The Mud Creek Boys, an acoustic trio based out of Wolfville, Nova Scotia, play an eclectic mix of old-time country, bluegrass, blues and swing. They especially seek out those “old tunes that everyone remembers but no one plays anymore”. J.P. Huang plays guitar and mandolin, Peter Williams plays guitar and bass, and Ian Spooner plays banjo and guitar.
The Mud Creek Boys have performed in many different venues across western Nova Scotia, and been part of a showcase at the Lunenburg Folk Festival. To a great extent, their repertoire draws from traditional sources, such as the Delmore Brothers, the Carter Family, and Woody Guthrie, but numbers by contemporary artists, such as Alison Krauss and Union Station, Peter Rowan, The Beatles and The Dillards, also find their way into the mix.

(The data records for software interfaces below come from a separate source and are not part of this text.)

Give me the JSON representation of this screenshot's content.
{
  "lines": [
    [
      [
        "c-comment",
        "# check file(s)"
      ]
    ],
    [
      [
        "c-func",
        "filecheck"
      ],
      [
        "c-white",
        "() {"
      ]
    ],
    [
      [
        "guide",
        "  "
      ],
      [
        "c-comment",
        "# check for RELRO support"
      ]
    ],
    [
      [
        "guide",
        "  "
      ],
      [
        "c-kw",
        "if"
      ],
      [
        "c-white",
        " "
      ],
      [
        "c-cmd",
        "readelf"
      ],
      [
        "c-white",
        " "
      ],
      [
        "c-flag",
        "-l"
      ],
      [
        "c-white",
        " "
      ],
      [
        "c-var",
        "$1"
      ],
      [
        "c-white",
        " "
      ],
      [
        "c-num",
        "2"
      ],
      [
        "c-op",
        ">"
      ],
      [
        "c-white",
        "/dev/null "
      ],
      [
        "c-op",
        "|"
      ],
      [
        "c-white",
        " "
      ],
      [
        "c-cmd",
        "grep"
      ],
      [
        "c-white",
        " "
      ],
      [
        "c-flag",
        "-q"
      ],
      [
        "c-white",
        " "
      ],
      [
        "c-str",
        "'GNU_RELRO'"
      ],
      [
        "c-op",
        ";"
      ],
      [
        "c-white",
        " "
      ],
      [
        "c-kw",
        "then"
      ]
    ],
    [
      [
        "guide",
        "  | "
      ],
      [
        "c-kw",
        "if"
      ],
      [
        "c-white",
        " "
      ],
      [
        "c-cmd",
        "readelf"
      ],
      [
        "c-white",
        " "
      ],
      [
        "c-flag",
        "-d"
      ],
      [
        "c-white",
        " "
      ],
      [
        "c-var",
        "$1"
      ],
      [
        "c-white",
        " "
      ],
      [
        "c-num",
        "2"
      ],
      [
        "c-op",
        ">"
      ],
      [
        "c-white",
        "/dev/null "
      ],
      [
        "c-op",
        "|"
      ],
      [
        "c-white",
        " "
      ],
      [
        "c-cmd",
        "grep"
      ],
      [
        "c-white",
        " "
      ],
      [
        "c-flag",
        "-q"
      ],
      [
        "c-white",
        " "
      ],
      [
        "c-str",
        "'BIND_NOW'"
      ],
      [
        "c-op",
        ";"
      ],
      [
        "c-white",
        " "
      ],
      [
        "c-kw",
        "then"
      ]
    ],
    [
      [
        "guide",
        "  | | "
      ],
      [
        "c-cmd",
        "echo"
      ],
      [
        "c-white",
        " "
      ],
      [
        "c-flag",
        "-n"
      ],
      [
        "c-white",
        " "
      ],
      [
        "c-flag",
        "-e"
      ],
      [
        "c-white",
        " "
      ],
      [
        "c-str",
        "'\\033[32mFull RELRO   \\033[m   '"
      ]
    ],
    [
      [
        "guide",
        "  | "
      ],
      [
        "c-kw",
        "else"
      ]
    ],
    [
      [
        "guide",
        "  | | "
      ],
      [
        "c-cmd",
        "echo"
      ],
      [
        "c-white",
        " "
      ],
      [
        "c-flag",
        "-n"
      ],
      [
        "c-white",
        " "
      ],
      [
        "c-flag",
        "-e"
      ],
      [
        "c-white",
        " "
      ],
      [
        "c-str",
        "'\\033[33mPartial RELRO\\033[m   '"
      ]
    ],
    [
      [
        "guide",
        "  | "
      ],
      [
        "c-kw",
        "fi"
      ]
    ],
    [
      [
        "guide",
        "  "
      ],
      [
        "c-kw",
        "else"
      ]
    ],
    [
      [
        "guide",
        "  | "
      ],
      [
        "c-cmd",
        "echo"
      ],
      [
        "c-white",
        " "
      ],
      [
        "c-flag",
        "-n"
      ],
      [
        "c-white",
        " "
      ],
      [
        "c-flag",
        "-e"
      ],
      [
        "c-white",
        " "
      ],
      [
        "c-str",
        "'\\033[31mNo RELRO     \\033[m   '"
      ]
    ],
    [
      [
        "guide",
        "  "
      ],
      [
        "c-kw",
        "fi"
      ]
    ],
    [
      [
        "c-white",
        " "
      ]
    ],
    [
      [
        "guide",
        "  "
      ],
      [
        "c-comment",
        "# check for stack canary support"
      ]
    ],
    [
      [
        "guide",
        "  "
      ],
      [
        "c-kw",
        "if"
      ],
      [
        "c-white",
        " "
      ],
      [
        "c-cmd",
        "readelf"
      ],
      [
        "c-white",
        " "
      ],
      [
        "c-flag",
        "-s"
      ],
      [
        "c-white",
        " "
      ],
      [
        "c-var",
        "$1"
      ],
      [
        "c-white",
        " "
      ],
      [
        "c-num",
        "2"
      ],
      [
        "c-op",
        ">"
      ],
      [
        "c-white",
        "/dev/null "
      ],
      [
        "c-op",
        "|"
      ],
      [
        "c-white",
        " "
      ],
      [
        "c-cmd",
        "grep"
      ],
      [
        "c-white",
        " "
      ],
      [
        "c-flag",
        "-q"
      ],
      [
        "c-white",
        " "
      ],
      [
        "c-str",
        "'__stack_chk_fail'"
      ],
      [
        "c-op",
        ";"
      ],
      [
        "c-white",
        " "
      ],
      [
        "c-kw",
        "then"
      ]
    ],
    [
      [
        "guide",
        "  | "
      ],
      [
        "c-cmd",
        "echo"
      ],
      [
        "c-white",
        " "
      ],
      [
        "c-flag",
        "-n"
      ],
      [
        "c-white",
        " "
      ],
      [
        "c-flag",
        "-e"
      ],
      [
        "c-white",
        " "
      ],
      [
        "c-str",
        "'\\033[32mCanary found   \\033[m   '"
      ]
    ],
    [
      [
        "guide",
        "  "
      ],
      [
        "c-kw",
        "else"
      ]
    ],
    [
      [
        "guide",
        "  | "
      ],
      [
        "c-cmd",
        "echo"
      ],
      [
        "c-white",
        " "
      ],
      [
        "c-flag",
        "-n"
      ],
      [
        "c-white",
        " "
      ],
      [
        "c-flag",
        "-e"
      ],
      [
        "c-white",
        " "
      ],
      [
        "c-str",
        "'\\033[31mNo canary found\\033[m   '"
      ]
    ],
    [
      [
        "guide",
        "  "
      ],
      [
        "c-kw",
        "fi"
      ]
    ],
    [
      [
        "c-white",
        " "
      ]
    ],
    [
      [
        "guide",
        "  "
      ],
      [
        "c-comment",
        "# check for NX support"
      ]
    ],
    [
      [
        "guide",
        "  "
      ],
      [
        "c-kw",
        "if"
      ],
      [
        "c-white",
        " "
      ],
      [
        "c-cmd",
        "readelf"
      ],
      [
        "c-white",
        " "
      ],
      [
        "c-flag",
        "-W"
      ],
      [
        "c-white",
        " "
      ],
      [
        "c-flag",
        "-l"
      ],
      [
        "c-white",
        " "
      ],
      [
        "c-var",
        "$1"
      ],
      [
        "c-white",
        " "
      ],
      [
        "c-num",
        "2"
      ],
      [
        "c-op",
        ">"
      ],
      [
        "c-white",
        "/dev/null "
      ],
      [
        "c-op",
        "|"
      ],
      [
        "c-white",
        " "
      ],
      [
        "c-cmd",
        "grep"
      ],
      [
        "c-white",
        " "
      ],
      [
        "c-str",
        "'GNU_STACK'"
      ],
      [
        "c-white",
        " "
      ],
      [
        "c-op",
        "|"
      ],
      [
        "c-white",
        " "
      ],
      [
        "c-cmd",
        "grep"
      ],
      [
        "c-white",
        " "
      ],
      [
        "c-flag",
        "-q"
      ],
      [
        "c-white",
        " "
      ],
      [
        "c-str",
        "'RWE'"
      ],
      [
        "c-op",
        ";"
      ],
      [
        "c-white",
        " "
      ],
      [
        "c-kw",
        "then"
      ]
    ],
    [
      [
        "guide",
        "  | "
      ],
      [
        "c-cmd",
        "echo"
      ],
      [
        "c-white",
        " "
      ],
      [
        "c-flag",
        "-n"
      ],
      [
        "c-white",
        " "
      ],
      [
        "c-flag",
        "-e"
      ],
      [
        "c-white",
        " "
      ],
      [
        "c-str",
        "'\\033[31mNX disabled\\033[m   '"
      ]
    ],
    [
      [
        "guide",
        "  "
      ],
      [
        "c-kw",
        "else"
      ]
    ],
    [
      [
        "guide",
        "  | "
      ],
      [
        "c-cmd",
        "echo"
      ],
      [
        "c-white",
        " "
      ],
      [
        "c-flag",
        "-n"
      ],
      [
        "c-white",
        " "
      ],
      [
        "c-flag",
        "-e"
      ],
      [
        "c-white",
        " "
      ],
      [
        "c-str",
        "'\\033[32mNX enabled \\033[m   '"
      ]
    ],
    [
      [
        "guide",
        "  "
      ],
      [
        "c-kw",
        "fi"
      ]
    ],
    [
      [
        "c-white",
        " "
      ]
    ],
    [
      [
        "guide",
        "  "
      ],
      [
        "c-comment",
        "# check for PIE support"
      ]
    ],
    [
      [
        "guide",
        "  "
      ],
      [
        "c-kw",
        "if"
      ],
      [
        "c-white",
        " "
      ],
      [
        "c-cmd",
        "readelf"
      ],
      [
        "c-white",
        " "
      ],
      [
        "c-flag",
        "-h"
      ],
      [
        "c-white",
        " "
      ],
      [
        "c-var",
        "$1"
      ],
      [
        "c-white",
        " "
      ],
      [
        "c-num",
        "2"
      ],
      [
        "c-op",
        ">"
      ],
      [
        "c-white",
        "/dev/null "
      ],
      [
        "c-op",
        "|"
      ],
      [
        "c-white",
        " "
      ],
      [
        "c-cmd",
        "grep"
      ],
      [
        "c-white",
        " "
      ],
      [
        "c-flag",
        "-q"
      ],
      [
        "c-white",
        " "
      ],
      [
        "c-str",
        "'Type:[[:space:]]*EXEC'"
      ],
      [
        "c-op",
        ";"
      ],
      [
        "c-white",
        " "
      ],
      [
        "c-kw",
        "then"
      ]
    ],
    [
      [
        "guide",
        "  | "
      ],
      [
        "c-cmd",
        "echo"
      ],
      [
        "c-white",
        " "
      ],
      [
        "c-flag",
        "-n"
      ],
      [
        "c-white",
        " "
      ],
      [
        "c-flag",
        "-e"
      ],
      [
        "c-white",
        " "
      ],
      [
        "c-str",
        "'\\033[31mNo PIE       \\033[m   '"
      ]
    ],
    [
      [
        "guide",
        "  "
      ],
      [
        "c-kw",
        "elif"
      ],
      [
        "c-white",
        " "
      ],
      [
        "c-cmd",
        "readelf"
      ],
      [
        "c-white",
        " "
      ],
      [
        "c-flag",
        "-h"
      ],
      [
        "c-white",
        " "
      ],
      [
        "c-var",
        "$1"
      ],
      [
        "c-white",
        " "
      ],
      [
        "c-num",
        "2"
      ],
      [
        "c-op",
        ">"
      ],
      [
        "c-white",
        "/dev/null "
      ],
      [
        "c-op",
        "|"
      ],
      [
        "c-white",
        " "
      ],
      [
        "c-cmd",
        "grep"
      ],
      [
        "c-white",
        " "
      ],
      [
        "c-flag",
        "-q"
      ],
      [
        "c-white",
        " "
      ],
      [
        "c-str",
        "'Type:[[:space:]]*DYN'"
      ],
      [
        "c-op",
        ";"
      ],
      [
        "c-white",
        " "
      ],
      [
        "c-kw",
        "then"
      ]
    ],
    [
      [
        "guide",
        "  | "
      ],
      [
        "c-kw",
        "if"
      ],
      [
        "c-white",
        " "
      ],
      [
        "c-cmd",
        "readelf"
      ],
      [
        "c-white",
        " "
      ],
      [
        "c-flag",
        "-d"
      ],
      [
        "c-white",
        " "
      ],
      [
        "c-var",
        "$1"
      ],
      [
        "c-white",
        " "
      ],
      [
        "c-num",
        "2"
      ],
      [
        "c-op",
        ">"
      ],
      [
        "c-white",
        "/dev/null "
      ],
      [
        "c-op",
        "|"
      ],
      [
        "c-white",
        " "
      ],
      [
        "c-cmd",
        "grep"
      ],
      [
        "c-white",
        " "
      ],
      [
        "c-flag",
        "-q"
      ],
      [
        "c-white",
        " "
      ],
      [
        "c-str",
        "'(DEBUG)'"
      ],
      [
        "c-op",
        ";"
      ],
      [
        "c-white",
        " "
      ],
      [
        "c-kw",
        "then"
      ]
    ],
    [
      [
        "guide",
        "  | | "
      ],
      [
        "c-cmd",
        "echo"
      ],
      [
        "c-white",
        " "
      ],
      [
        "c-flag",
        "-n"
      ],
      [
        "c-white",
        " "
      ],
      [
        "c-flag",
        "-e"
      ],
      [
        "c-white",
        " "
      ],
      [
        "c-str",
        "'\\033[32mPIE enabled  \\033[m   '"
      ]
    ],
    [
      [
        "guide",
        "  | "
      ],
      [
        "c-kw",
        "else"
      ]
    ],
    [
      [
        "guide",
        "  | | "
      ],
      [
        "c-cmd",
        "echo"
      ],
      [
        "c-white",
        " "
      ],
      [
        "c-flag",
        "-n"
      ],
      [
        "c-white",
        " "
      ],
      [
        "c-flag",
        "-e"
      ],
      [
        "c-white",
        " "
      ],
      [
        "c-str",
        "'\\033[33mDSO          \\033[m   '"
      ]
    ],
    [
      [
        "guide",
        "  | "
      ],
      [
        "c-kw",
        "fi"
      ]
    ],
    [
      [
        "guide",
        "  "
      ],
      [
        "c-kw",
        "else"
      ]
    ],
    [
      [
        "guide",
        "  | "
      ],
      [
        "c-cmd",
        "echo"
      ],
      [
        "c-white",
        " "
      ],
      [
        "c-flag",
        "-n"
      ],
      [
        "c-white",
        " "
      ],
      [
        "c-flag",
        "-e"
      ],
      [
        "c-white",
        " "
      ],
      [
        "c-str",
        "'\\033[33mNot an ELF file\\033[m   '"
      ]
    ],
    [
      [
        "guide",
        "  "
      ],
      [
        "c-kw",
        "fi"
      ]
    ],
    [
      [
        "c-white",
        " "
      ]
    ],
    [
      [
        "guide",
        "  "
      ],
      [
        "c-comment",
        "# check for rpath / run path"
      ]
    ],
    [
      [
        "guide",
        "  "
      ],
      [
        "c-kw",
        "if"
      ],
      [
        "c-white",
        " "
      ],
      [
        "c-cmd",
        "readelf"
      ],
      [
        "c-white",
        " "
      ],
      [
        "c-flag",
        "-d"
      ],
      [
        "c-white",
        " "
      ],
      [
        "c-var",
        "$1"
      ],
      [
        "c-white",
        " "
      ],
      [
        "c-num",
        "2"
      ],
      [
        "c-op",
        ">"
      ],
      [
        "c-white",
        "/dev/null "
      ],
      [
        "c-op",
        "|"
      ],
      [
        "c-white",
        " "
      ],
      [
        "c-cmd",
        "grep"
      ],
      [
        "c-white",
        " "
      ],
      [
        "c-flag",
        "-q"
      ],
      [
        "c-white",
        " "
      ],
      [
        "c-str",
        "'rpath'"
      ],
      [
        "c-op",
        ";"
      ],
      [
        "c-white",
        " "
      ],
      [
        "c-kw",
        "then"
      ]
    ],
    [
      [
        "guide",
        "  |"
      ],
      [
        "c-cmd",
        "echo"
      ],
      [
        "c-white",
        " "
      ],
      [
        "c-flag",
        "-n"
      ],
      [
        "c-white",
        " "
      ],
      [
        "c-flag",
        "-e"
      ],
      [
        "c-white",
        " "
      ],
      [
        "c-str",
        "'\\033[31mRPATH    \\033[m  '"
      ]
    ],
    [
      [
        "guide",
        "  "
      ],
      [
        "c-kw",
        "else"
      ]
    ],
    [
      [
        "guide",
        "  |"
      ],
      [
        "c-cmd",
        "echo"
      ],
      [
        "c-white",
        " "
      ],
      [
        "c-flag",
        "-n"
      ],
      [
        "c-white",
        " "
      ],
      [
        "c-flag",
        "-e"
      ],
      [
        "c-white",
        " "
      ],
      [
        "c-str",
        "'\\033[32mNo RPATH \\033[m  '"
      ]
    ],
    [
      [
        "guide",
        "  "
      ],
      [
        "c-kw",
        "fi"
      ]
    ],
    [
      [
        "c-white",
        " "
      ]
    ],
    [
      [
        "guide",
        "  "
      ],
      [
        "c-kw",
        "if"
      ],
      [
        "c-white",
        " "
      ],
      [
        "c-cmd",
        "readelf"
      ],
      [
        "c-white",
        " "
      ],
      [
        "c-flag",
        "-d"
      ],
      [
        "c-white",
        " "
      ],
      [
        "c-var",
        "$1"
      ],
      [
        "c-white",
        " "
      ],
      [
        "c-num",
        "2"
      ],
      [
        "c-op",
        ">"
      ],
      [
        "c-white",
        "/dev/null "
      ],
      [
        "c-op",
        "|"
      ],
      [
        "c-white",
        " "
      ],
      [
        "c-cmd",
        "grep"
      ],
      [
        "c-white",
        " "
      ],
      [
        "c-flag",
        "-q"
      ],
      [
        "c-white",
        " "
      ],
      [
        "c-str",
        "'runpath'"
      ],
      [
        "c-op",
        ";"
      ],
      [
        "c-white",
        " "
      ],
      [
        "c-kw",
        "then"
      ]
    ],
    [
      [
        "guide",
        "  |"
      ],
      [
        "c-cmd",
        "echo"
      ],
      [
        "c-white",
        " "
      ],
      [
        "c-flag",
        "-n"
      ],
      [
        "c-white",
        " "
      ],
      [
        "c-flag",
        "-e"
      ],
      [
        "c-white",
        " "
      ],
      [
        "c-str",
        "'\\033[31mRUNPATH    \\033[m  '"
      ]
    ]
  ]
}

Special guest Gary Ness, now a retired professor who was with Acadia University for many years, joins the Mud Creek Boys, for the “train show.” Gary is a historical train enthusiast and has written two books on the Dominion Atlantic Railway. As part of the “train show,” he will tell stories about trains and share from the vast collection of train photos he has collected over the years.
This engaging acoustic duo, Robbie Smith and Kathleen Glauser, has developed a beautiful balance between singing songs with depth and lyrical imagery, and performing them with a sense of humour and rich harmonies. They are both from the Shelburne, NS, area and have been a musical duo since 2008.
Robbie is an extremely talented songwriter; his inspired lyrics capture the essence of life lived by and on the sea, and, as one audience member noted, “Rob’s superb guitar skills stopped us dead in our tracks.” Kath’s clear engaging voice and vocal harmonies help to breathe life into those lyrics…she’s a natural with a great sense of harmony and timing.
Their repertoire of originals and familiar favorites never fail to please and they don’t just sing, they entertain. They love to interact with their listeners and they’ll sing their hearts out for you.
The Modern Grass has been creating quite a stir in the Canadian music scene since this group of five musicians came together in 2011. They’ve already had a successful Canadian tour and their debut album, The Modern Grass Quartet, was nominated for Music Nova Scotia’s Best Country/Bluegrass album of the year in 2011. They followed that up with a second album, High on the Mountain, earlier this year. The Modern Grass features Donald Maclennan, Adam Pye, Andrew Sneddon, Dan MacCormack and Tom Terrell.
The Quintet plays tribute to various musical traditions putting an acoustic spin on a mix of jazz, bluegrass, gypsy, blues, classical, and folk music. Seamlessly translating complex arrangements, adding their own innovation and improvisation, and then including Terrell’s down home songs and lyrics result in a distinctive and reassuring contrast. The Modern Grass in a breath of fresh air.
Charlie Wilson and Jude Pelley are Littlehouse, an acoustic duo focusing on original instrumental compositions with a Celtic twist. Charlie plays Irish flute and whistles and Jude plays guitars, mandolin, and Appalachian dulcimer. Traditional and contemporary influences are combined to create atmospheric music that has depth and complexity. They’ve had an exciting first year together, on the road performing across Canada and working on their first full length CD of original music. Look for its release date coming soon.
Charlie originally hails from the northwest of England, and when adventure called her to travel, she took her childhood passion for the flute with her, and over the years amassed quite a collection of her own compositions. Jude started life in Carbonear, Nfld. His life long interest in music could in part be attributed to his father’s involvement in the seminal Canadian folk rock group, Figgy Duff. Charlie and Jude now call southwestern Nova Scotia home.